Incredible Photos of Hockey in the Himalayas
Ian Andersen spent months as a travelling hockey coach among ancient buddhist temples, Shia Muslim villages and semi nomadic yak herders.
In January of 2016, former Minnesota Wild and St. John's IceCaps coach Ian Andersen decided to leave the big arenas of North America for new adventures on some of the most remote and highest altitude natural ice rinks in the world.
Located high on the Tibetan plateau just west of the disputed border with China and with an average elevation exceeding 4,500 metres (14,800 ft) lay the sparsely populated eastern parts of Ladakh, India. For three months out of the year, when temperatures drop well below -20°C (-4°F) and it is too cold to keep the schools open, natural ponds and communal, hand-made rinks dot the arid landscape. It is on these rinks children and youth from all over the region come together to fulfill their need for recreation and camaraderie, giving them a counterbalance to the high demands of school and household duties while building self-confidence and developing a strong sense of community.

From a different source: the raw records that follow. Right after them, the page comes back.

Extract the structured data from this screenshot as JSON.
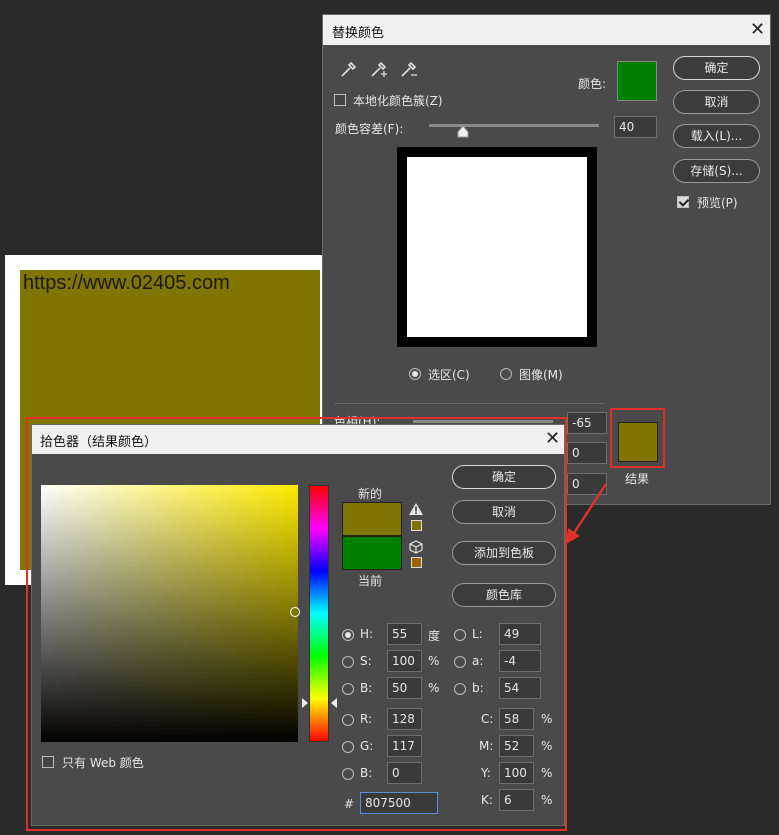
{
  "document": {
    "url_text": "https://www.02405.com",
    "fill_color": "#807500"
  },
  "replace_dialog": {
    "title": "替换颜色",
    "color_label": "颜色:",
    "sample_color": "#008000",
    "localized_clusters_label": "本地化颜色簇(Z)",
    "fuzziness_label": "颜色容差(F):",
    "fuzziness_value": "40",
    "fuzziness_fraction": 0.2,
    "buttons": {
      "ok": "确定",
      "cancel": "取消",
      "load": "载入(L)...",
      "save": "存储(S)..."
    },
    "preview_label": "预览(P)",
    "selection_label": "选区(C)",
    "image_label": "图像(M)",
    "hue_label": "色相(H):",
    "hue_value": "-65",
    "saturation_value": "0",
    "lightness_value": "0",
    "result_label": "结果",
    "result_color": "#807500"
  },
  "picker_dialog": {
    "title": "拾色器（结果颜色）",
    "new_label": "新的",
    "current_label": "当前",
    "new_color": "#807500",
    "current_color": "#008000",
    "gamut_swatch_color": "#807500",
    "web_swatch_color": "#996600",
    "buttons": {
      "ok": "确定",
      "cancel": "取消",
      "add_swatch": "添加到色板",
      "libraries": "颜色库"
    },
    "web_only_label": "只有 Web 颜色",
    "hsb": {
      "h_label": "H:",
      "h_value": "55",
      "h_unit": "度",
      "s_label": "S:",
      "s_value": "100",
      "s_unit": "%",
      "b_label": "B:",
      "b_value": "50",
      "b_unit": "%"
    },
    "lab": {
      "l_label": "L:",
      "l_value": "49",
      "a_label": "a:",
      "a_value": "-4",
      "b_label": "b:",
      "b_value": "54"
    },
    "rgb": {
      "r_label": "R:",
      "r_value": "128",
      "g_label": "G:",
      "g_value": "117",
      "b_label": "B:",
      "b_value": "0"
    },
    "cmyk": {
      "c_label": "C:",
      "c_value": "58",
      "c_unit": "%",
      "m_label": "M:",
      "m_value": "52",
      "m_unit": "%",
      "y_label": "Y:",
      "y_value": "100",
      "y_unit": "%",
      "k_label": "K:",
      "k_value": "6",
      "k_unit": "%"
    },
    "hex_label": "#",
    "hex_value": "807500",
    "hue_slider_fraction": 0.847
  },
  "colors": {
    "highlight": "#e0302a",
    "dialog_bg": "#4a4a4a",
    "titlebar": "#f0f0f0"
  }
}
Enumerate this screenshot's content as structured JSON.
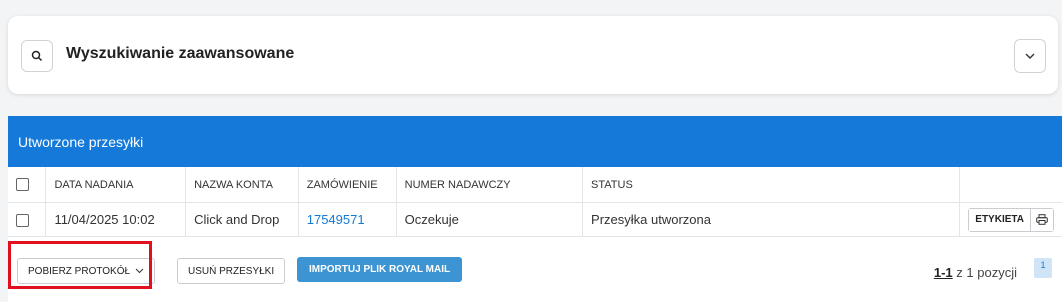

It was through a previous season coaching in Serbia with Hockey Without Borders that Ian first heard of the North American NGO named HELP Inc Fund, an organization that works with marginalized people in the western Himalayas. Every year they collect donated hockey gear from Canada and the US and invite North American hockey players, coaches and youth leaders to volunteer as a way to democratize a sport previously only available to a lucky few on well funded rinks in the capital city of Leh. Now, a truly communal and possibly the most extreme hockey movement in the world is starting to spread far beyond the administrative capital. It was here, among ancient buddhist temples, Shia Muslim villages and semi nomadic yak herders that Ian spent several months as a travelling hockey coach, sharing his love for the game in its purest form with the people of Ladakh.
See more of Andreas Bruhn's photos on his website.